ALI is proud to announce the launch of Reasonably Speaking, our new podcast featuring conversations with experts on some of the most important legal topics of our time. The first two episodes are available now.
Two Restatement projects, Economic Harm Torts and Liability Insurance, were reviewed and approved for the final time by ALI membership at the 2018 Annual Meeting, marking the completion of both projects.
The American Law Institute has been selected to be profiled by Visionaries Inc. for its upcoming 23rd season.
The diversity of experience and opinion in our membership, as well as the character and motivation of individual members, are an important part of what makes our work influential. With such diversity, disagreement is inevitable, but the vision of the founders of the ALI was that members would view their participation as a public service, and not as in the service of the self or of clients. And this should inform members on how we are to engage in the work of the ALI.
For all of us, the ALI has been a meaningful and special organization. Since my election, much has changed in law practice, and much has changed at the Institute as well. One of those changes—a change that is profound and will have far-reaching effects—is the need for all of us in the profession to work and think effectively as leaders and team members in the practice of law.
I consider a Restatement in general to be an exercise in harnessing collective wisdom, not the wisdom of a Reporter. It’s an attempt to gather the collective wisdom of the courts in this country on various difficult questions, and the collective wisdom of the bench, the bar, and the legal academy in making sense out of what the courts have said.

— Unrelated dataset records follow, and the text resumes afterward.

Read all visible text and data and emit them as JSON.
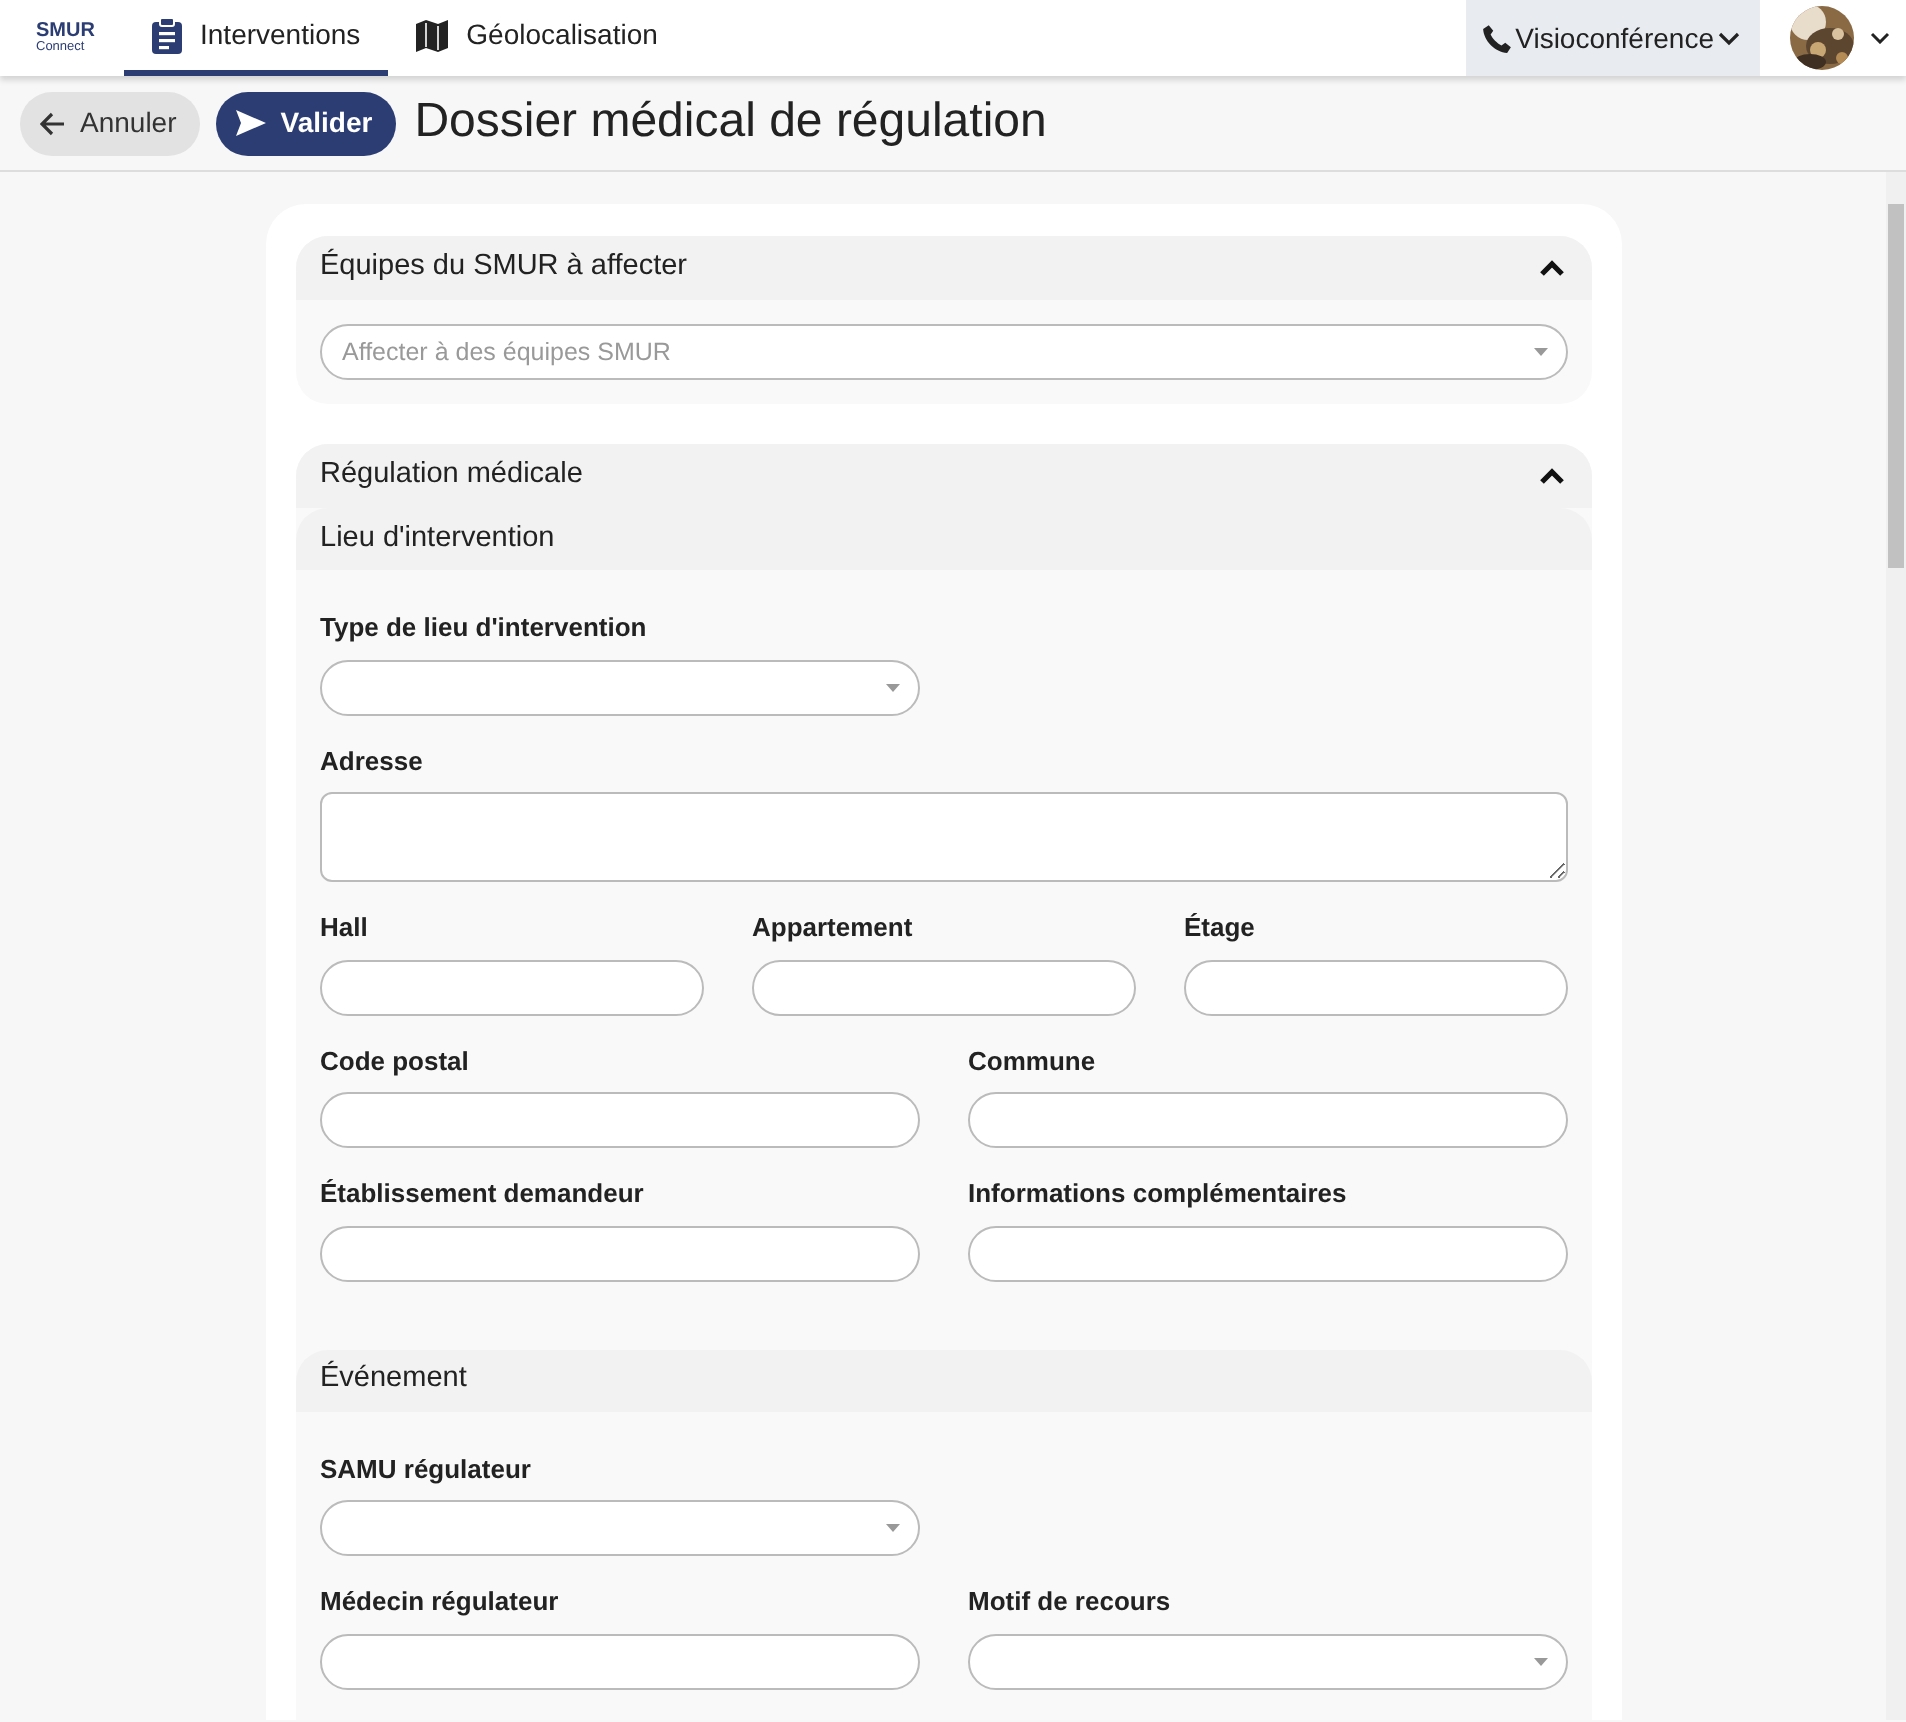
{
  "brand": {
    "name": "SMUR",
    "sub": "Connect"
  },
  "tabs": [
    {
      "label": "Interventions",
      "kind": "clipboard",
      "selected": true
    },
    {
      "label": "Géolocalisation",
      "kind": "map",
      "selected": false
    }
  ],
  "visio": {
    "label": "Visioconférence"
  },
  "toolbar": {
    "cancel": "Annuler",
    "validate": "Valider",
    "title": "Dossier médical de régulation"
  },
  "sections": [
    {
      "title": "Équipes du SMUR à affecter",
      "expanded": true,
      "select": {
        "placeholder": "Affecter à des équipes SMUR"
      }
    },
    {
      "title": "Régulation médicale",
      "expanded": true,
      "subsections": [
        {
          "title": "Lieu d'intervention",
          "rows": [
            [
              {
                "label": "Type de lieu d'intervention",
                "kind": "select"
              }
            ],
            [
              {
                "label": "Adresse",
                "kind": "textarea"
              }
            ],
            [
              {
                "label": "Hall",
                "kind": "input"
              },
              {
                "label": "Appartement",
                "kind": "input"
              },
              {
                "label": "Étage",
                "kind": "input"
              }
            ],
            [
              {
                "label": "Code postal",
                "kind": "input"
              },
              {
                "label": "Commune",
                "kind": "input"
              }
            ],
            [
              {
                "label": "Établissement demandeur",
                "kind": "input"
              },
              {
                "label": "Informations complémentaires",
                "kind": "input"
              }
            ]
          ]
        },
        {
          "title": "Événement",
          "rows": [
            [
              {
                "label": "SAMU régulateur",
                "kind": "select"
              }
            ],
            [
              {
                "label": "Médecin régulateur",
                "kind": "input"
              },
              {
                "label": "Motif de recours",
                "kind": "select"
              }
            ]
          ]
        }
      ]
    }
  ]
}
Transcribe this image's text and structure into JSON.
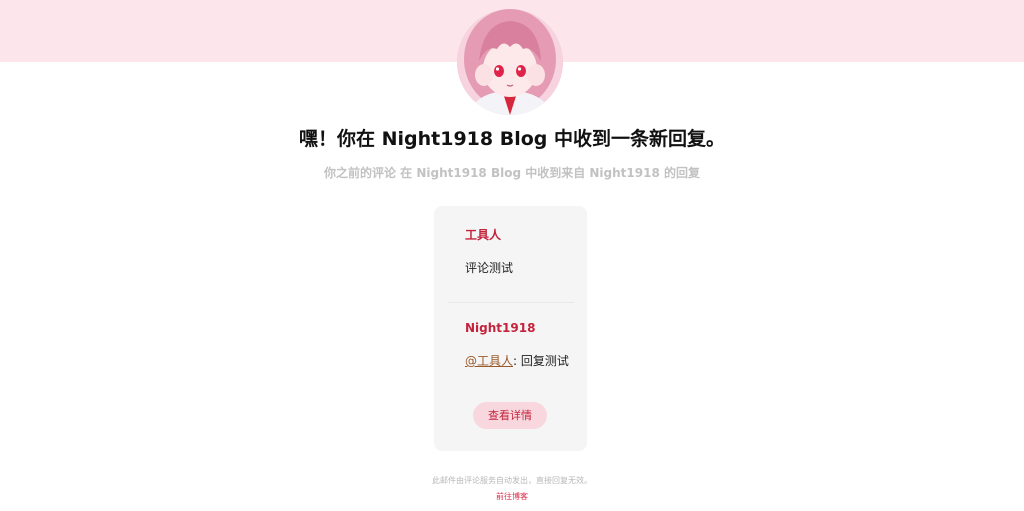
{
  "header": {
    "title": "嘿！你在 Night1918 Blog 中收到一条新回复。",
    "subtitle": "你之前的评论 在 Night1918 Blog 中收到来自 Night1918 的回复"
  },
  "card": {
    "original": {
      "author": "工具人",
      "text": "评论测试"
    },
    "reply": {
      "author": "Night1918",
      "mention": "@工具人",
      "separator": ": ",
      "text": "回复测试"
    },
    "button_label": "查看详情"
  },
  "footer": {
    "note": "此邮件由评论服务自动发出，直接回复无效。",
    "link_label": "前往博客"
  },
  "colors": {
    "banner": "#fce6ec",
    "accent": "#c4233c",
    "button_bg": "#f8d7df"
  }
}
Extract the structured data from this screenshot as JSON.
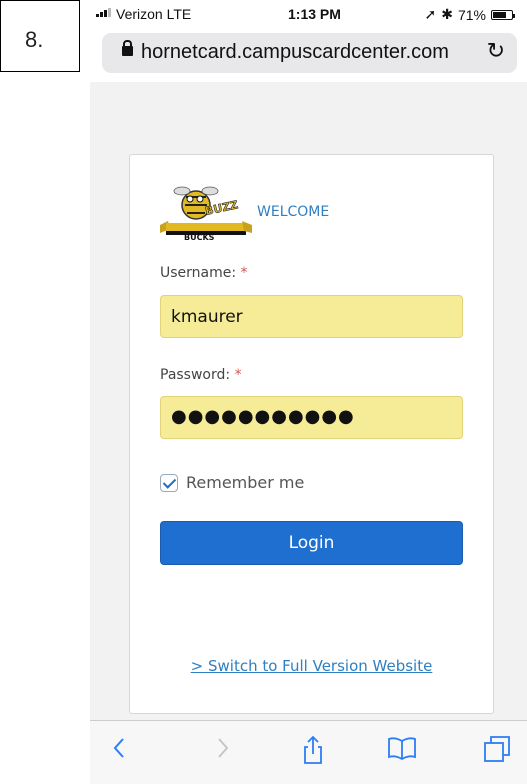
{
  "step_label": "8.",
  "status_bar": {
    "carrier": "Verizon  LTE",
    "time": "1:13 PM",
    "battery": "71%",
    "battery_level": 0.71
  },
  "browser": {
    "url": "hornetcard.campuscardcenter.com"
  },
  "login_card": {
    "logo_text": "BUZZ",
    "logo_subtext": "BUCKS",
    "welcome": "WELCOME",
    "username_label": "Username:",
    "username_value": "kmaurer",
    "password_label": "Password:",
    "password_value": "●●●●●●●●●●●",
    "required_marker": "*",
    "remember_label": "Remember me",
    "remember_checked": true,
    "login_button": "Login",
    "switch_link": "> Switch to Full Version Website"
  },
  "toolbar_icons": [
    "back-arrow-icon",
    "forward-arrow-icon",
    "share-icon",
    "bookmarks-icon",
    "tabs-icon"
  ],
  "colors": {
    "accent_blue": "#1f6fd1",
    "link_blue": "#2f7fc1",
    "autofill_yellow": "#f6ec98",
    "required_red": "#d9534f"
  }
}
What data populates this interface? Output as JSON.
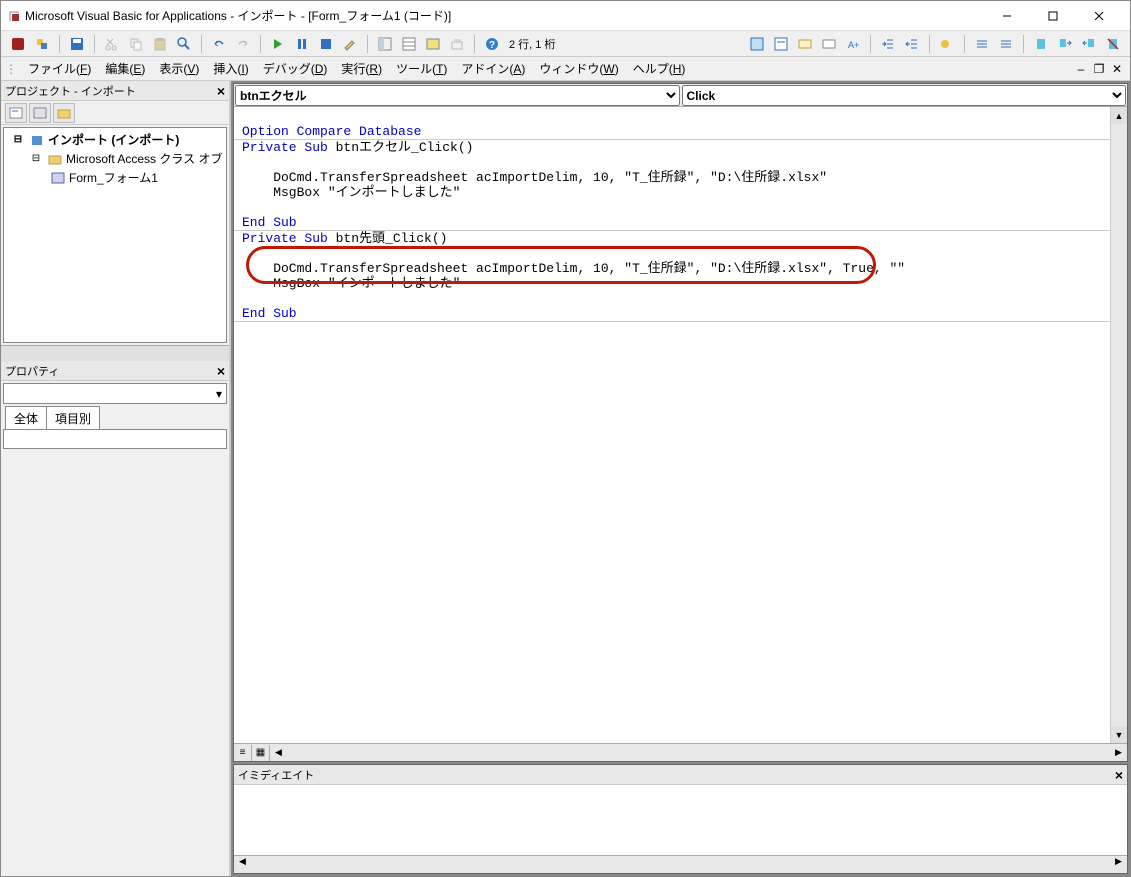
{
  "title": "Microsoft Visual Basic for Applications - インポート - [Form_フォーム1 (コード)]",
  "cursor_position": "2 行, 1 桁",
  "menus": [
    "ファイル(F)",
    "編集(E)",
    "表示(V)",
    "挿入(I)",
    "デバッグ(D)",
    "実行(R)",
    "ツール(T)",
    "アドイン(A)",
    "ウィンドウ(W)",
    "ヘルプ(H)"
  ],
  "project_panel": {
    "title": "プロジェクト - インポート",
    "tree": {
      "root": "インポート (インポート)",
      "folder": "Microsoft Access クラス オブ",
      "item": "Form_フォーム1"
    }
  },
  "props_panel": {
    "title": "プロパティ",
    "tabs": [
      "全体",
      "項目別"
    ]
  },
  "combos": {
    "object": "btnエクセル",
    "proc": "Click"
  },
  "code": {
    "l1": "Option Compare Database",
    "l2": "Private Sub btnエクセル_Click()",
    "l3": "    DoCmd.TransferSpreadsheet acImportDelim, 10, \"T_住所録\", \"D:\\住所録.xlsx\"",
    "l4": "    MsgBox \"インポートしました\"",
    "l5": "End Sub",
    "l6": "Private Sub btn先頭_Click()",
    "l7": "    DoCmd.TransferSpreadsheet acImportDelim, 10, \"T_住所録\", \"D:\\住所録.xlsx\", True, \"\"",
    "l8": "    MsgBox \"インポートしました\"",
    "l9": "End Sub"
  },
  "immediate": {
    "title": "イミディエイト"
  }
}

In 1992, ALI completed the Restatement (Third) of Trusts: Prudent Investor Rule, which made several key changes to the law of trusts contained in the Restatement (Second), each under the rubric of a new “prudent investor rule.”
I will focus on a different, less discussed front: federal common law. The ALI’s influence on this front is more recent.